The attack brought the expected reaction of disgust, and also unexpectedly brought the teams and fans together, rather than pushing them further apart.
Baseball, the pastime, the game of which the late author Charles Einstein said "You don't need violence in your heart to enjoy,'' had been tarnished by violence.
"The love you've shown to the Stow family,'' said Giants reliever Jeremy Affeldt in somber ceremonies before Monday's game, "please respect that.''
A journalist three time zones to the east, however was unable to show any respect. Or decency. Or sensitivity.

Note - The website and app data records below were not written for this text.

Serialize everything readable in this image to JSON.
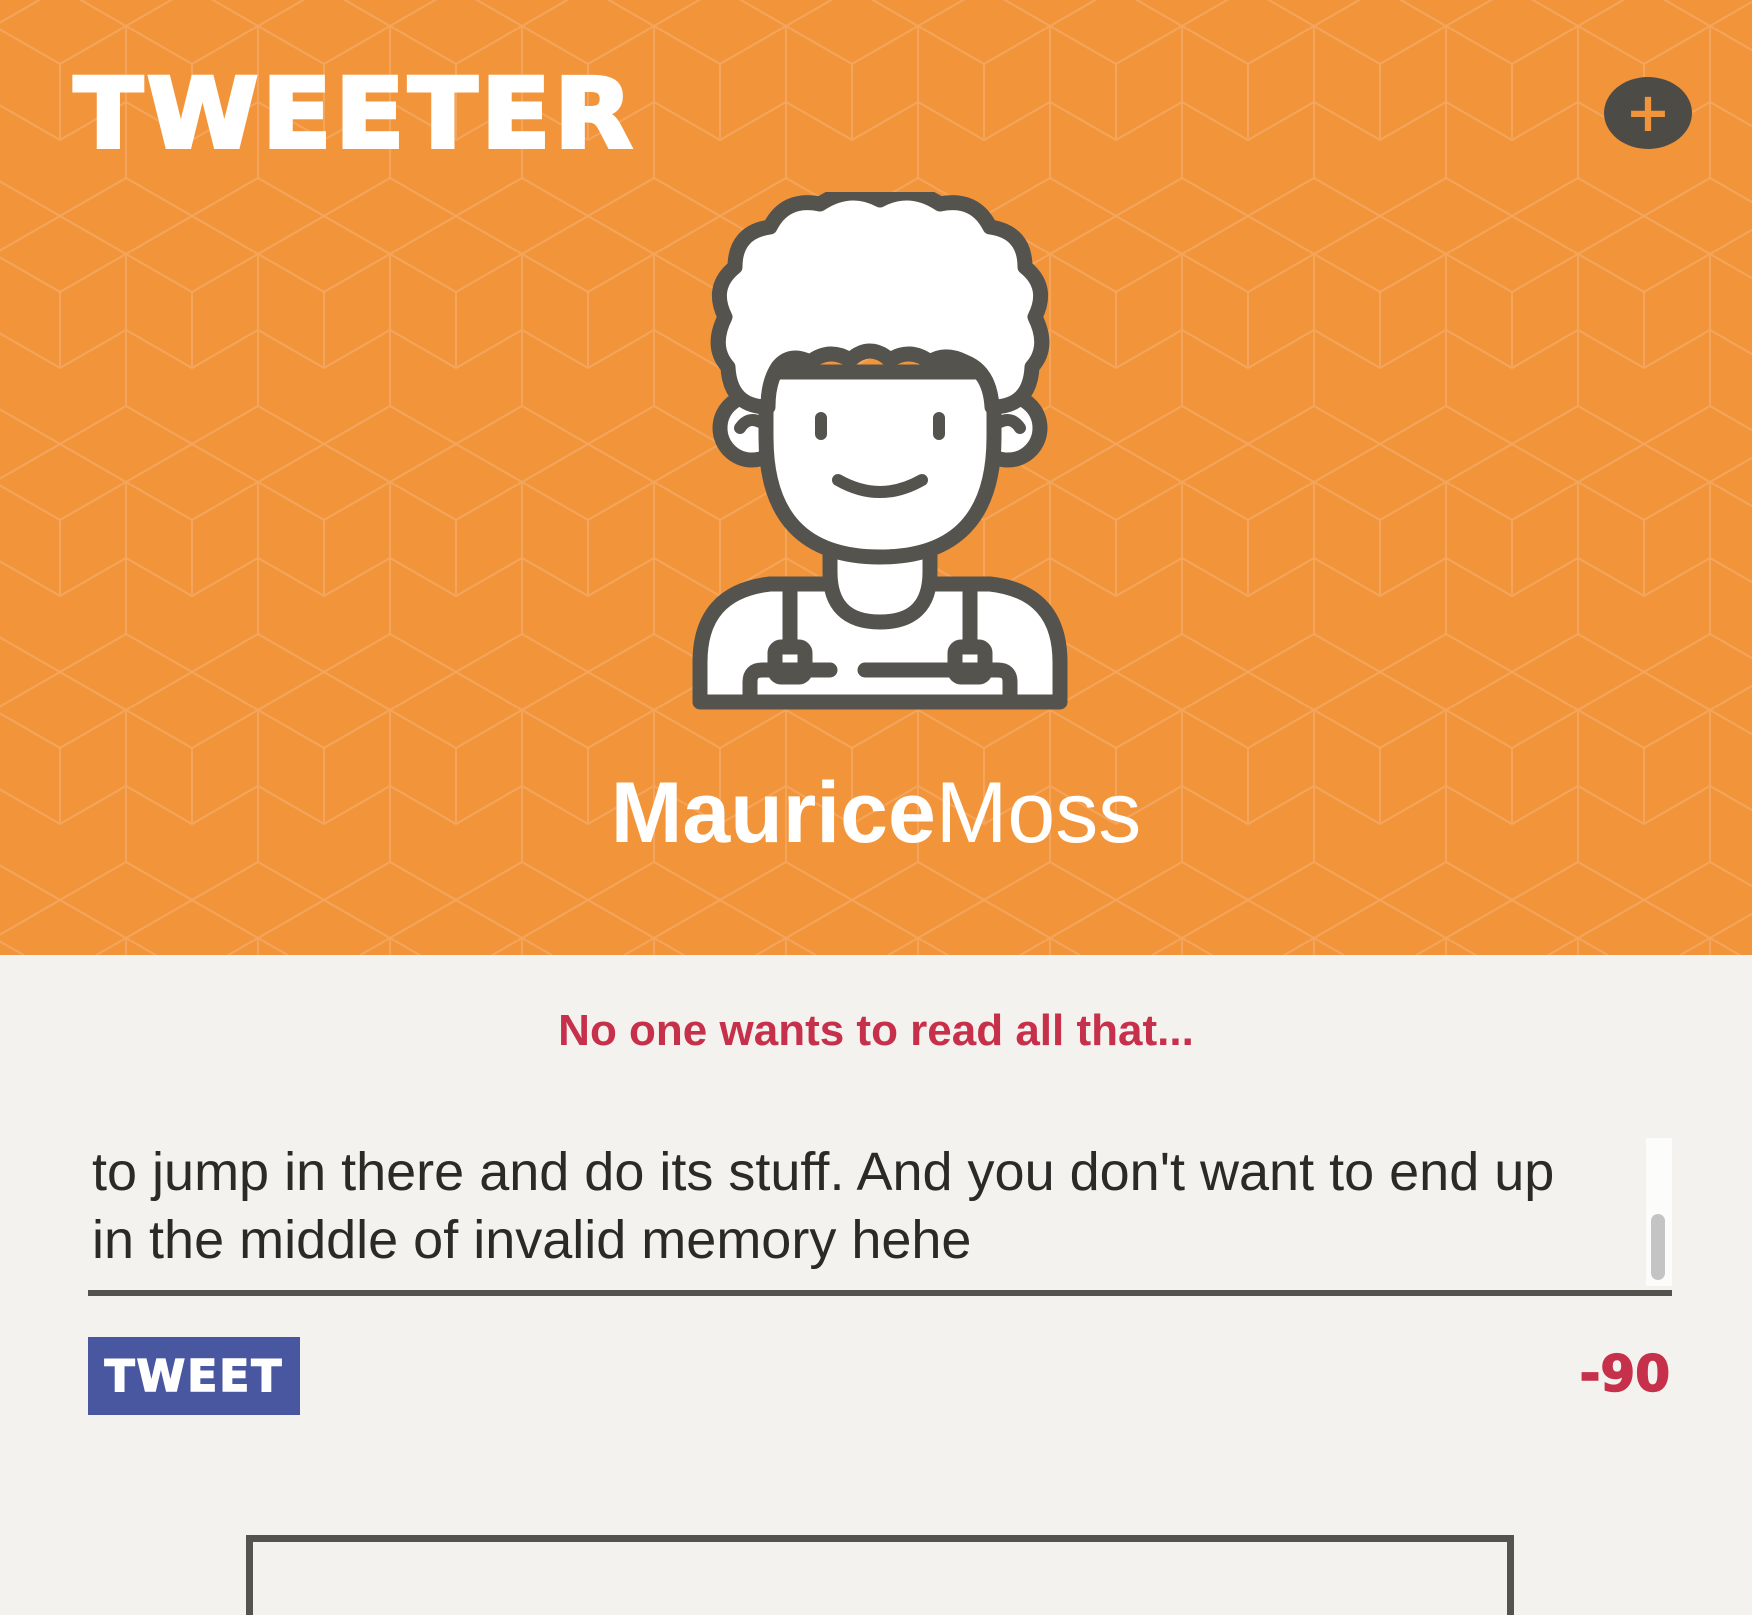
{
  "app": {
    "logo": "TWEETER",
    "add_button_glyph": "+"
  },
  "profile": {
    "avatar_icon": "curly-hair-person-icon",
    "first_name": "Maurice",
    "last_name": "Moss"
  },
  "composer": {
    "warning": "No one wants to read all that...",
    "text": "to jump in there and do its stuff. And you don't want to end up\nin the middle of invalid memory hehe",
    "tweet_label": "TWEET",
    "remaining": "-90"
  },
  "colors": {
    "header_orange": "#f2953a",
    "dark": "#4d4b46",
    "warning_red": "#c6304a",
    "button_blue": "#48579f",
    "background": "#f4f2ee"
  }
}
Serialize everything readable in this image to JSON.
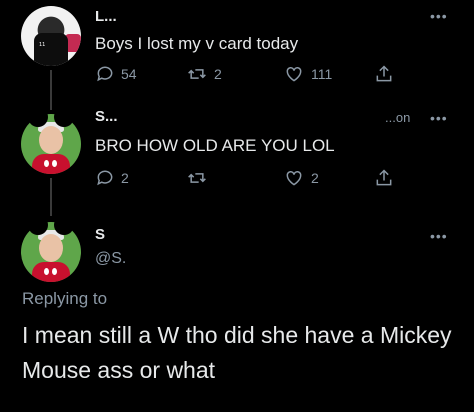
{
  "tweets": [
    {
      "name": "L...",
      "text": "Boys I lost my v card today",
      "actions": {
        "replies": "54",
        "retweets": "2",
        "likes": "111"
      }
    },
    {
      "name": "S...",
      "handle_suffix": "...on",
      "text": "BRO HOW OLD ARE YOU LOL",
      "actions": {
        "replies": "2",
        "retweets": "",
        "likes": "2"
      }
    }
  ],
  "main": {
    "name": "S",
    "handle": "@S.",
    "replying_label": "Replying to",
    "text": "I mean still a W tho did she have a Mickey Mouse ass or what"
  },
  "more_glyph": "•••"
}
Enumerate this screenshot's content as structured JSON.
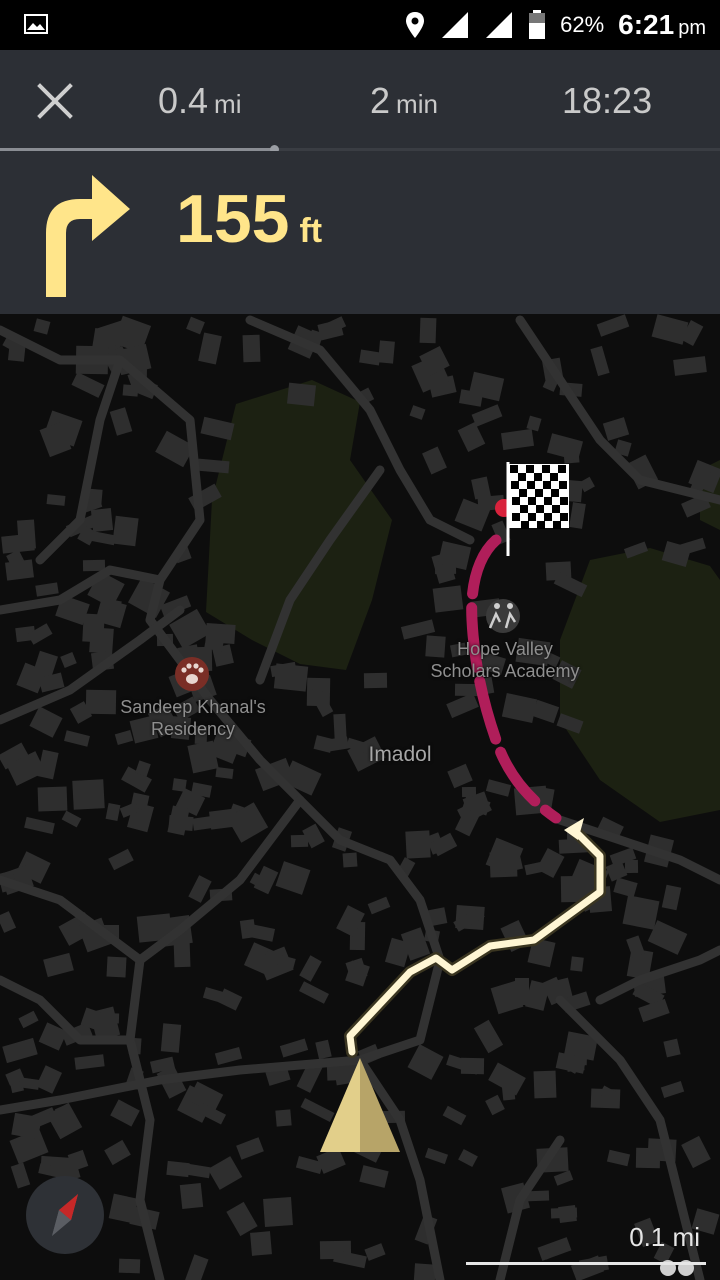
{
  "status_bar": {
    "battery_percent": "62%",
    "time": "6:21",
    "ampm": "pm"
  },
  "nav": {
    "distance_value": "0.4",
    "distance_unit": "mi",
    "duration_value": "2",
    "duration_unit": "min",
    "arrival_time": "18:23",
    "route_progress": 0.38
  },
  "turn": {
    "direction_icon": "turn-right-icon",
    "distance_value": "155",
    "distance_unit": "ft"
  },
  "map": {
    "poi_school_name": "Hope Valley Scholars Academy",
    "poi_school_line1": "Hope Valley",
    "poi_school_line2": "Scholars Academy",
    "poi_residence_line1": "Sandeep Khanal's",
    "poi_residence_line2": "Residency",
    "area_label": "Imadol",
    "scale_label": "0.1 mi",
    "route_traveled_color": "#fff6d4",
    "route_remaining_color": "#b01e5a",
    "park_color": "#1c2112",
    "building_color": "#2e2e2e",
    "road_color": "#323232"
  },
  "colors": {
    "panel_bg": "#2c2f35",
    "turn_accent": "#ffe58a",
    "text_muted": "#c9c9c9"
  }
}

Exactly what John Steigerwald of the Observer-Reporter in Washington, Pa., a Pittsburgh suburb, intended with his article blaming Stow for the incident and not his attackers is unknown.
Was he trying to be funny? Yeah, a real thigh-slapper, a person getting bashed senseless. Maybe he was attempting to be a contrarian. Or more likely he was just acting stupid. No law against that.
The suspicion is Steigerwald was seeking attention, which these days with stories going viral on the internet, is easily done. Hey, Martha, did you see what that horses' behind in Pennsylvania wrote? No, call it up on the screen.
What he wrote was a column headlined, "Know When You've Outgrown the Uniform.'' Stow, who lives in Santa Cruz, on the coast about 80 miles south of San Francisco, was wearing a Giants jersey.
Hardly an indictable offense. Except maybe to Steigerwald.
"Maybe it's time for sports fans to grow up,'' Steigerwald wrote.
Sporting journalists are born cynics. The unwritten rule of the business is no cheering in the press box. But this man wasn't being cynical, he was being inimical.
"Maybe someone can ask Snow if he ever comes out of his coma,'' wrote Steigerwald, misspelling the victim's name - Steigerwald is sloppy as well as irrational - "why he thought it was a good idea to wear Giants' gear to a Dodgers' home opener when there was a history of out-of-control drunkenness and arrests at that event going back several years.
"Are there really 40-something men who think that wearing a jersey makes them part of the team? It was cute when a 10-year-old got that feeling by showing up at Three Rivers Stadium in a Pirates jersey, but when did little boys stop growing out of that?''
The issue is when did big boys feel privileged to go after a fan simply because they didn't like his attire? Are we living in a society with laws or not?
Dodgers management at first was protective in its comments about the attack, not wishing to chase away spectators. But then the Los Angeles Police Chief said he would send more than a hundred uniformed officers to future Dodgers games, no matter the opponent.
He was taking the situation seriously.
As opposed to Steigerwald.
"Sometimes there's a heavy price to pay for an adult who wears the wrong colored jersey to a baseball or football game,'' blogged Steigerwald two days before the column.
A heavy price? This wasn't a morality play, it was a sporting event, recreation, a brief escape from the real world. A couple of thugs - still on the loose - have perhaps destroyed a man's life forever. Stow did nothing but cheer for his team.
Someone with a long memory was able to locate a 30-year-old video of Steigerwald, as an adult, not a 10-year-old, wearing jerseys of every Pittsburgh team, Pirates, Steelers, Penguins, for a TV promotion. There are no secrets in this electronic age.
According to one internet report, in 2009, Steigerwald's brother, Paul, the Penguins' announcer, tried to make a joke of Hobey Baker, for whom the award as the top college hockey player is named, being killed in a plane crash in 1918. Ho, ho.
Now the sibling offers something more outrageous. Indeed something more dangerous.
In both Los Angeles and San Francisco there have been prayer vigils for Bryan Stow, who unfortunately has shown no improvement since being hospitalized.
You want to believe there's something we can do to help Stow. Nothing can be done to help John Steigerwald. He's helpless. And heartless.